  • Editorial: Swiss cases conundrum

    The government has been accused of insufficient progress on the implementation of the Supreme Court (SC) verdict that struck down the National Reconciliation Ordinance (NRO) and ordered the reopening of corruption cases that had been closed after the promulgation of this controversial ordinance by General Musharraf. In an environment where Pakistan is taking initial steps towards strengthening the institutions of democracy and implementing the concept of accountability in its true spirit, the SC’s verdict had been hailed as a landmark. Delay on the government’s part in implementing the apex court’s verdict could be attributed to two things: revamping of the National Accountability Bureau (NAB) regime after key functionaries were removed on the court’s directives and the NAB chairman resigned, and the issue of presidential immunity in the controversy surrounding the Swiss cases.

    The SC’s insistence on the reopening of the Swiss cases against President Asif Ali Zardari and his late wife and ex-PPP chairperson, Benazir Bhutto, in the presence of clear constitutional injunctions that no criminal proceedings can be entertained against the president, has proved to be a sticky point. For the first time since the NRO verdict, the newly appointed Attorney General (AG) Maulvi Anwarul Haq has submitted before the court that the Swiss cases have been withdrawn and the government cannot request their reopening. The reasons, though not stated, are obvious: by writing to the Swiss authorities to open cases against its own president, the government does not want to become a laughing stock in the international community. Even the Swiss prosecutor general has stated time and again that his government could not entertain such a request unless Pakistan’s parliament stripped the president of his immunity. Unfortunately, this simple point could have been explained by former AG Anwar Mansoor Khan, who being the government’s lawyer, instead of arguing the government’s case before the court, damaged it by stating that the law ministry had not been cooperating with him, and resigning. Some sections of the media, of course, had a field day with this, making it appear as if the government was trying to cover its weakness by not complying with the court’s order. The outgoing AG’s ill-advised campaign against the government has created much confusion, which needs to be cleared. As the new AG has finally got down to work, his office should now do its homework and argue the government’s case intelligently and confidently. The AG needs to explain what is the exact position of the case and why the government is reluctant to stir up a pot whose lid is tightly screwed on. On the other hand, the apex court should take cognisance of the government’s position. This is not to argue that the government should not reopen all the corruption cases closed as part of the NRO, but the court’s order can only by complied with to the extent possible. Foreign judicial authorities are not subordinate to the Pakistani justice system and cannot be ordered around by the government to obey Pakistan’s SC’s instructions. We can only request them. It is for the SC to reflect if it is appropriate to forward such a request and what it will do to Pakistan’s reputation internationally.

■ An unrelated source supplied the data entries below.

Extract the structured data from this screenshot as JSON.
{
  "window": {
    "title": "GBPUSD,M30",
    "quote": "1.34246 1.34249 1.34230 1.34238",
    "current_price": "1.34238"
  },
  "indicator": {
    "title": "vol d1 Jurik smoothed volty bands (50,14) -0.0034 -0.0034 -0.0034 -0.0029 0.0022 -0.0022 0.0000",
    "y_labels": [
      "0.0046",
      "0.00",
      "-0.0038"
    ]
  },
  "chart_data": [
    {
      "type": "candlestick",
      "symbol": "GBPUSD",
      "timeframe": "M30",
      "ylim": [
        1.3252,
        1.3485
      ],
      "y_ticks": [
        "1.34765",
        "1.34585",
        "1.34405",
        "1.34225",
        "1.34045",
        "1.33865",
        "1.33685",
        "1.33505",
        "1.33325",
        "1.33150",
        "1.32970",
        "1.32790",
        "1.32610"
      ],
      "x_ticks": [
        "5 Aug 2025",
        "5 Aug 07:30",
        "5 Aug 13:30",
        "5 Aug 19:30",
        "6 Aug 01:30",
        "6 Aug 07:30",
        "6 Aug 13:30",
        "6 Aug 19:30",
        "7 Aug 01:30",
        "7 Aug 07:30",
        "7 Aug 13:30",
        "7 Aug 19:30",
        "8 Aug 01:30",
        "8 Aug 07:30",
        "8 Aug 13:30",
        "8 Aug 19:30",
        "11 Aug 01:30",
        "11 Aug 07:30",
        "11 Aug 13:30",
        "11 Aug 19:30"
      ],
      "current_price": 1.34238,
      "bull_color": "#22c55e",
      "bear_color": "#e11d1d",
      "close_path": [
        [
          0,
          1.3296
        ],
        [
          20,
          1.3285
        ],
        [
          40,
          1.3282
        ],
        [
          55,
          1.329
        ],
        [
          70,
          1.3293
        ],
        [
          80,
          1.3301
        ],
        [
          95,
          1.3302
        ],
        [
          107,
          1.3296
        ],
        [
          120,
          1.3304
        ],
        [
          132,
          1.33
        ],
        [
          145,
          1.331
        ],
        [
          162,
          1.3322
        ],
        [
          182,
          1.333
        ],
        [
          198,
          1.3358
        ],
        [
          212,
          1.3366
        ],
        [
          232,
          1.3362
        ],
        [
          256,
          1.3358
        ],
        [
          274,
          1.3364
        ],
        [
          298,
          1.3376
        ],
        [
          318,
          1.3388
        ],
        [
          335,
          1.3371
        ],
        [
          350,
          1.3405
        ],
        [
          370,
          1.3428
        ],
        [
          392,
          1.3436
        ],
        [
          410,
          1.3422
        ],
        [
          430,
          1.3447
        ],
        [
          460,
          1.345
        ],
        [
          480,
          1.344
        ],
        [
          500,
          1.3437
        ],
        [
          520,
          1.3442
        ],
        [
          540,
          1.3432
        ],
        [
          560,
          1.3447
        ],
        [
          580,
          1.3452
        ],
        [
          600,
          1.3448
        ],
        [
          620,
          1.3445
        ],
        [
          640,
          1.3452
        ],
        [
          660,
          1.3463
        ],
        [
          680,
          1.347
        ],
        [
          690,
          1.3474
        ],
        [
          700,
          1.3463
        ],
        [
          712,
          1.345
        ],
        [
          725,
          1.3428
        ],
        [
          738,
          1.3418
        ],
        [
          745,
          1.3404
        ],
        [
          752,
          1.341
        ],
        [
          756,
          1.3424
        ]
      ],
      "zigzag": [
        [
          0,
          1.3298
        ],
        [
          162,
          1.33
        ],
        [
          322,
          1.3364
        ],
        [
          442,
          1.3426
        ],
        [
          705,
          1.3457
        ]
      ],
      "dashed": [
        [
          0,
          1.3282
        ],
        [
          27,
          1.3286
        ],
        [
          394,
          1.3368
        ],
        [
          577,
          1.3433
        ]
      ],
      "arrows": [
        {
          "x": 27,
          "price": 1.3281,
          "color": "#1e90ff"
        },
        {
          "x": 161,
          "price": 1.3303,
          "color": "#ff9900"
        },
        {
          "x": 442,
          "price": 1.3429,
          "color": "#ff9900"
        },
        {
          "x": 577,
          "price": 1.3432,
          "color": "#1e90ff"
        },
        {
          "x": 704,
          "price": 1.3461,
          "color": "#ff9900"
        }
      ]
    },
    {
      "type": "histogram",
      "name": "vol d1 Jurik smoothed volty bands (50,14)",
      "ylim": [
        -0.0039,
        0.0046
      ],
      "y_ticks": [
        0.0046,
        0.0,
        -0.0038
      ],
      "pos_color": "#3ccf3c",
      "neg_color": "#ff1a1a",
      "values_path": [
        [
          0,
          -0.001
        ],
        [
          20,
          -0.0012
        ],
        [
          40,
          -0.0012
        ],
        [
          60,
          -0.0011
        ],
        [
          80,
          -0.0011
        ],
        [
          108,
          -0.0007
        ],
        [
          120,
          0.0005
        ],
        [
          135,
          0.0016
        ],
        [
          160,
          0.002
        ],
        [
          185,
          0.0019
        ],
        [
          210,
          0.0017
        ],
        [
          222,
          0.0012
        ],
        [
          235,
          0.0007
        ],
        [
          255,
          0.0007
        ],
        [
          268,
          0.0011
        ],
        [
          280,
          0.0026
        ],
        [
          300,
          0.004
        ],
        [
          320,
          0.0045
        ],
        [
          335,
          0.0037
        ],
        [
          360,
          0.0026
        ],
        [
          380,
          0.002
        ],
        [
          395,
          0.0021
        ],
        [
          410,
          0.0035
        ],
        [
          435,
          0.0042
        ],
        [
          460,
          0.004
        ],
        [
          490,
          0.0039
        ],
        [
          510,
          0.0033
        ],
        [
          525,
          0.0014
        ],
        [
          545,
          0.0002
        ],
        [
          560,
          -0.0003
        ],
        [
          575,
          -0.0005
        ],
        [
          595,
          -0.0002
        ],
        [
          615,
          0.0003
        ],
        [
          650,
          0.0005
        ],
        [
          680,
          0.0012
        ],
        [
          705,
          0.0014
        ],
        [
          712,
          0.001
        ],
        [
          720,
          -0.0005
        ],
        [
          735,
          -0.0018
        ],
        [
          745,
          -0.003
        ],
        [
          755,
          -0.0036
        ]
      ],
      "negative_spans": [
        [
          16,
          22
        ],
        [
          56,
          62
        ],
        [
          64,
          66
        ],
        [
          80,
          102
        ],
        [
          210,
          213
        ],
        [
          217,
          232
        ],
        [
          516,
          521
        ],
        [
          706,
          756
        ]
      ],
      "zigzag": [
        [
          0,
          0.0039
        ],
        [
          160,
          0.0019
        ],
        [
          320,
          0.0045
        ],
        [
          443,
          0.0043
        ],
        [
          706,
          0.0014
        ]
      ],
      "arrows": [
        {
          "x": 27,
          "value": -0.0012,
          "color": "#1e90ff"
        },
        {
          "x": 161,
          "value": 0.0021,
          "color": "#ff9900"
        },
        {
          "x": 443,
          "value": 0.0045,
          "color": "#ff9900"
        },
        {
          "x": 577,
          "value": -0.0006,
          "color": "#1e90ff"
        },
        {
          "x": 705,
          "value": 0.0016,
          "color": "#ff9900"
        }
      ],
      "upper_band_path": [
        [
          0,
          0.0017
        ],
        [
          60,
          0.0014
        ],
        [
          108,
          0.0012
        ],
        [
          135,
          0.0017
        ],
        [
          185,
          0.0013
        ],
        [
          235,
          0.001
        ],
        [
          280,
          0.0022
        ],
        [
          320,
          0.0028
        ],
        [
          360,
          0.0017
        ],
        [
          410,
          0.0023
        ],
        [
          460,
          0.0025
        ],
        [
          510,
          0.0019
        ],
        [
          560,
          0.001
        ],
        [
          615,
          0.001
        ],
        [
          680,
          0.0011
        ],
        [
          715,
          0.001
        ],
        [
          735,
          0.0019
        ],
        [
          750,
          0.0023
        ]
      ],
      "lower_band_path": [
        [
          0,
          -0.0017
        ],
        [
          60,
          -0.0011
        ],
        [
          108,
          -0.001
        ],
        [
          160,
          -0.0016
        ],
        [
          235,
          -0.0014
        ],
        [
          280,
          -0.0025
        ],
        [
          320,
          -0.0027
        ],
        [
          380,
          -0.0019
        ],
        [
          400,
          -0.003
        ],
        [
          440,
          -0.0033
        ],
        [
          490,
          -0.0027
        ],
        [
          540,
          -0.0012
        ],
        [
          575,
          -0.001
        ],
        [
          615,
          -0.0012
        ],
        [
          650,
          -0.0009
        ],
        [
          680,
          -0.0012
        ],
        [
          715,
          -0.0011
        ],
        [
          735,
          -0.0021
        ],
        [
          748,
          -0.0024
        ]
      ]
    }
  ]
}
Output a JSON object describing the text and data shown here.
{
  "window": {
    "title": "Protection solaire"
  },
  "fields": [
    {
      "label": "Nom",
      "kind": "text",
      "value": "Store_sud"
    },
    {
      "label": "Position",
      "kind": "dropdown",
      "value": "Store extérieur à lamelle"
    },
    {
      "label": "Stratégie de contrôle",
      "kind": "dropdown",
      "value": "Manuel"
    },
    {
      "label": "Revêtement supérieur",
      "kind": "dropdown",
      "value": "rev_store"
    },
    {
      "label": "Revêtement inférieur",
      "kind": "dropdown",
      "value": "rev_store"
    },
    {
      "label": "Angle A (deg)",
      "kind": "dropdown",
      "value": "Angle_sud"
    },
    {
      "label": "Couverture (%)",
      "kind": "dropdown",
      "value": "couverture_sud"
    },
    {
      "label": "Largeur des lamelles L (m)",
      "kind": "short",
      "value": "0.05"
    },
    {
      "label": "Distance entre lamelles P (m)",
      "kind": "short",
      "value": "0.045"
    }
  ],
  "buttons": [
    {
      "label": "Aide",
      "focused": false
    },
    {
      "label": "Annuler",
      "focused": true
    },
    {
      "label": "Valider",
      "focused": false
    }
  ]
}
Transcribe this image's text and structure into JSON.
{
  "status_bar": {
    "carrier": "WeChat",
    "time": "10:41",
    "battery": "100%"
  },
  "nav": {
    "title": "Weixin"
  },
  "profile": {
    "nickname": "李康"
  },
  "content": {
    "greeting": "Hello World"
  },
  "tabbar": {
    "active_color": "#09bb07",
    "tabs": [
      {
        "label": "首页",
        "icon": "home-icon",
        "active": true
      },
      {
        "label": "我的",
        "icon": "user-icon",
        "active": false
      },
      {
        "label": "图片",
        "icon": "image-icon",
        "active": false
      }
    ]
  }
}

    Other NRO cases must be opened and let the courts decide whether the defending parties are innocent or guilty. However, this is not possible without new NAB appointees thoroughly studying all the cases and fulfilling the procedural requirements. It is the government’s responsibility to satisfy the SC on the progress regarding the NRO cases. Weak arguments and a show of diffidence have so far damaged the government’s own case.

    http://dailytimes.com.pk/default.asp?page=2010\05\08\story_8-5-2010_pg3_1